AIM OF THE TASK:
Nothing in the records should differ when you write them out again.

ENTRIES SUPPLIED:
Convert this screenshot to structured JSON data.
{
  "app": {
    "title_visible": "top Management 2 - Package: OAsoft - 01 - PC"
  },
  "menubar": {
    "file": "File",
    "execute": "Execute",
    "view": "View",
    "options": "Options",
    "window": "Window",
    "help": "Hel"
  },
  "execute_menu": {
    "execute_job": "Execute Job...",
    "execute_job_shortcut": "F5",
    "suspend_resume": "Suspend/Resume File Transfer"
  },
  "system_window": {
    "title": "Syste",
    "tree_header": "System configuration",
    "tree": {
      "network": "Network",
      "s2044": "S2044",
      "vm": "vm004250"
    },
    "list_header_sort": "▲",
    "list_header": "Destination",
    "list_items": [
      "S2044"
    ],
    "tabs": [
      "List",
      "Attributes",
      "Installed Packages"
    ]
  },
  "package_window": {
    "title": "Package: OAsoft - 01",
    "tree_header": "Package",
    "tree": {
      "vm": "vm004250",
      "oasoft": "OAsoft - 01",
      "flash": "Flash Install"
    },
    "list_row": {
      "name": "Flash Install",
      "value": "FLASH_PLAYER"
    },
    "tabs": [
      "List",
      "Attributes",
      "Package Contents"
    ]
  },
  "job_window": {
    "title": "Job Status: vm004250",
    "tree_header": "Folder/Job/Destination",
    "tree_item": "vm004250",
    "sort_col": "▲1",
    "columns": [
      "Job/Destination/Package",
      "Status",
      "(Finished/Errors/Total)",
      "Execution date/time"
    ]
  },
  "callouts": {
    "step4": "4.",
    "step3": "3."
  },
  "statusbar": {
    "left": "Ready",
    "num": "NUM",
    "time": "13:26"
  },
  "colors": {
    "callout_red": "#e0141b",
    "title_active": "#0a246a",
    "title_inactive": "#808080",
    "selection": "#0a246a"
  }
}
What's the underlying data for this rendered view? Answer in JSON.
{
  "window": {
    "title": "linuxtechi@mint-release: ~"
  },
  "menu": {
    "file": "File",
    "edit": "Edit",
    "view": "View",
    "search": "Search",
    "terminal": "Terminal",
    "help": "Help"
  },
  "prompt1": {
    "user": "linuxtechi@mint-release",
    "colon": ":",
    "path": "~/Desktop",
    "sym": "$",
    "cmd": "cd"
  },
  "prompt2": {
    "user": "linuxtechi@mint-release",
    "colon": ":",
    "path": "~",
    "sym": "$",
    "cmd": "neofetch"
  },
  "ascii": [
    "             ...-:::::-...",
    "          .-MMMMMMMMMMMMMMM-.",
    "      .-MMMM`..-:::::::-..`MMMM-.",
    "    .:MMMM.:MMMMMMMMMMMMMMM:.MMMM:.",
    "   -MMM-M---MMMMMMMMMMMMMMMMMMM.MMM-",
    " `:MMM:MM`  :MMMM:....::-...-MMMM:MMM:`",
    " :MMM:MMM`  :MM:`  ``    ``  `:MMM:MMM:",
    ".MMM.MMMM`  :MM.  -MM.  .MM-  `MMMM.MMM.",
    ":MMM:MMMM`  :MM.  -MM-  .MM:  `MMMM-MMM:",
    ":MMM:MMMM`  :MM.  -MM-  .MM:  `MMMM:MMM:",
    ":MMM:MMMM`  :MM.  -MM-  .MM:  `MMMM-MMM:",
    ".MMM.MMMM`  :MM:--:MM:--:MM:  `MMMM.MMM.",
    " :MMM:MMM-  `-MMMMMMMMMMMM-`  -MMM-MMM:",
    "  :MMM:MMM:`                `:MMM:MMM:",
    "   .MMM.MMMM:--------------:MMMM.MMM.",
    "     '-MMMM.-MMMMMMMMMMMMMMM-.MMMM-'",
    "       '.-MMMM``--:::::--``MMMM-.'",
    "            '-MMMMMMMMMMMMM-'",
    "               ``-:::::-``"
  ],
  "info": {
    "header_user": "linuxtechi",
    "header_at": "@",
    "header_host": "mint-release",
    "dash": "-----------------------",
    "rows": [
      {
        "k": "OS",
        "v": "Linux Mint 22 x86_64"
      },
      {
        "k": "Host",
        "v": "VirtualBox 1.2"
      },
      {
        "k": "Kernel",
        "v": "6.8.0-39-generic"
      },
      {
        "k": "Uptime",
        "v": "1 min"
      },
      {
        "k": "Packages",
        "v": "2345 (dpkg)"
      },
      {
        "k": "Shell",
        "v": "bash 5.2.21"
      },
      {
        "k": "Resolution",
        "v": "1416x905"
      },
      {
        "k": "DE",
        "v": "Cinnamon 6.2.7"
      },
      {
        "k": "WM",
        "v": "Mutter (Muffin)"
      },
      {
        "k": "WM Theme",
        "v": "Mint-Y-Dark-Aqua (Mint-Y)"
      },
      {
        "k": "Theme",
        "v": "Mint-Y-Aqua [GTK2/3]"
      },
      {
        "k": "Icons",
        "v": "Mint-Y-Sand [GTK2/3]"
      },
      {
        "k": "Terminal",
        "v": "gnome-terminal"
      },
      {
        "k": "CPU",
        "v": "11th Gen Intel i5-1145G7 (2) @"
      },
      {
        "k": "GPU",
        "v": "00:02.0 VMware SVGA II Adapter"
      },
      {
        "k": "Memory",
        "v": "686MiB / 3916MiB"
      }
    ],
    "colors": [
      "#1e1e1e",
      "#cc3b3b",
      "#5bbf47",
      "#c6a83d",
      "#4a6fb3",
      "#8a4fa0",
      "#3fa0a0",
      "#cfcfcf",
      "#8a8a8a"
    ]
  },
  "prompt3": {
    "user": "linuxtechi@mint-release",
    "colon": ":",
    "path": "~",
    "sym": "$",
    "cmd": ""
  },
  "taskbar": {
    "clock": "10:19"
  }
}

EXPECTED ANSWER:
Convert this screenshot to structured JSON data.
{
  "app": {
    "title_visible": "top Management 2 - Package: OAsoft - 01 - PC"
  },
  "menubar": {
    "file": "File",
    "execute": "Execute",
    "view": "View",
    "options": "Options",
    "window": "Window",
    "help": "Hel"
  },
  "execute_menu": {
    "execute_job": "Execute Job...",
    "execute_job_shortcut": "F5",
    "suspend_resume": "Suspend/Resume File Transfer"
  },
  "system_window": {
    "title": "Syste",
    "tree_header": "System configuration",
    "tree": {
      "network": "Network",
      "s2044": "S2044",
      "vm": "vm004250"
    },
    "list_header_sort": "▲",
    "list_header": "Destination",
    "list_items": [
      "S2044"
    ],
    "tabs": [
      "List",
      "Attributes",
      "Installed Packages"
    ]
  },
  "package_window": {
    "title": "Package: OAsoft - 01",
    "tree_header": "Package",
    "tree": {
      "vm": "vm004250",
      "oasoft": "OAsoft - 01",
      "flash": "Flash Install"
    },
    "list_row": {
      "name": "Flash Install",
      "value": "FLASH_PLAYER"
    },
    "tabs": [
      "List",
      "Attributes",
      "Package Contents"
    ]
  },
  "job_window": {
    "title": "Job Status: vm004250",
    "tree_header": "Folder/Job/Destination",
    "tree_item": "vm004250",
    "sort_col": "▲1",
    "columns": [
      "Job/Destination/Package",
      "Status",
      "(Finished/Errors/Total)",
      "Execution date/time"
    ]
  },
  "callouts": {
    "step4": "4.",
    "step3": "3."
  },
  "statusbar": {
    "left": "Ready",
    "num": "NUM",
    "time": "13:26"
  },
  "colors": {
    "callout_red": "#e0141b",
    "title_active": "#0a246a",
    "title_inactive": "#808080",
    "selection": "#0a246a"
  }
}
What's the underlying data for this rendered view? Answer in JSON.
{
  "window": {
    "title": "linuxtechi@mint-release: ~"
  },
  "menu": {
    "file": "File",
    "edit": "Edit",
    "view": "View",
    "search": "Search",
    "terminal": "Terminal",
    "help": "Help"
  },
  "prompt1": {
    "user": "linuxtechi@mint-release",
    "colon": ":",
    "path": "~/Desktop",
    "sym": "$",
    "cmd": "cd"
  },
  "prompt2": {
    "user": "linuxtechi@mint-release",
    "colon": ":",
    "path": "~",
    "sym": "$",
    "cmd": "neofetch"
  },
  "ascii": [
    "             ...-:::::-...",
    "          .-MMMMMMMMMMMMMMM-.",
    "      .-MMMM`..-:::::::-..`MMMM-.",
    "    .:MMMM.:MMMMMMMMMMMMMMM:.MMMM:.",
    "   -MMM-M---MMMMMMMMMMMMMMMMMMM.MMM-",
    " `:MMM:MM`  :MMMM:....::-...-MMMM:MMM:`",
    " :MMM:MMM`  :MM:`  ``    ``  `:MMM:MMM:",
    ".MMM.MMMM`  :MM.  -MM.  .MM-  `MMMM.MMM.",
    ":MMM:MMMM`  :MM.  -MM-  .MM:  `MMMM-MMM:",
    ":MMM:MMMM`  :MM.  -MM-  .MM:  `MMMM:MMM:",
    ":MMM:MMMM`  :MM.  -MM-  .MM:  `MMMM-MMM:",
    ".MMM.MMMM`  :MM:--:MM:--:MM:  `MMMM.MMM.",
    " :MMM:MMM-  `-MMMMMMMMMMMM-`  -MMM-MMM:",
    "  :MMM:MMM:`                `:MMM:MMM:",
    "   .MMM.MMMM:--------------:MMMM.MMM.",
    "     '-MMMM.-MMMMMMMMMMMMMMM-.MMMM-'",
    "       '.-MMMM``--:::::--``MMMM-.'",
    "            '-MMMMMMMMMMMMM-'",
    "               ``-:::::-``"
  ],
  "info": {
    "header_user": "linuxtechi",
    "header_at": "@",
    "header_host": "mint-release",
    "dash": "-----------------------",
    "rows": [
      {
        "k": "OS",
        "v": "Linux Mint 22 x86_64"
      },
      {
        "k": "Host",
        "v": "VirtualBox 1.2"
      },
      {
        "k": "Kernel",
        "v": "6.8.0-39-generic"
      },
      {
        "k": "Uptime",
        "v": "1 min"
      },
      {
        "k": "Packages",
        "v": "2345 (dpkg)"
      },
      {
        "k": "Shell",
        "v": "bash 5.2.21"
      },
      {
        "k": "Resolution",
        "v": "1416x905"
      },
      {
        "k": "DE",
        "v": "Cinnamon 6.2.7"
      },
      {
        "k": "WM",
        "v": "Mutter (Muffin)"
      },
      {
        "k": "WM Theme",
        "v": "Mint-Y-Dark-Aqua (Mint-Y)"
      },
      {
        "k": "Theme",
        "v": "Mint-Y-Aqua [GTK2/3]"
      },
      {
        "k": "Icons",
        "v": "Mint-Y-Sand [GTK2/3]"
      },
      {
        "k": "Terminal",
        "v": "gnome-terminal"
      },
      {
        "k": "CPU",
        "v": "11th Gen Intel i5-1145G7 (2) @"
      },
      {
        "k": "GPU",
        "v": "00:02.0 VMware SVGA II Adapter"
      },
      {
        "k": "Memory",
        "v": "686MiB / 3916MiB"
      }
    ],
    "colors": [
      "#1e1e1e",
      "#cc3b3b",
      "#5bbf47",
      "#c6a83d",
      "#4a6fb3",
      "#8a4fa0",
      "#3fa0a0",
      "#cfcfcf",
      "#8a8a8a"
    ]
  },
  "prompt3": {
    "user": "linuxtechi@mint-release",
    "colon": ":",
    "path": "~",
    "sym": "$",
    "cmd": ""
  },
  "taskbar": {
    "clock": "10:19"
  }
}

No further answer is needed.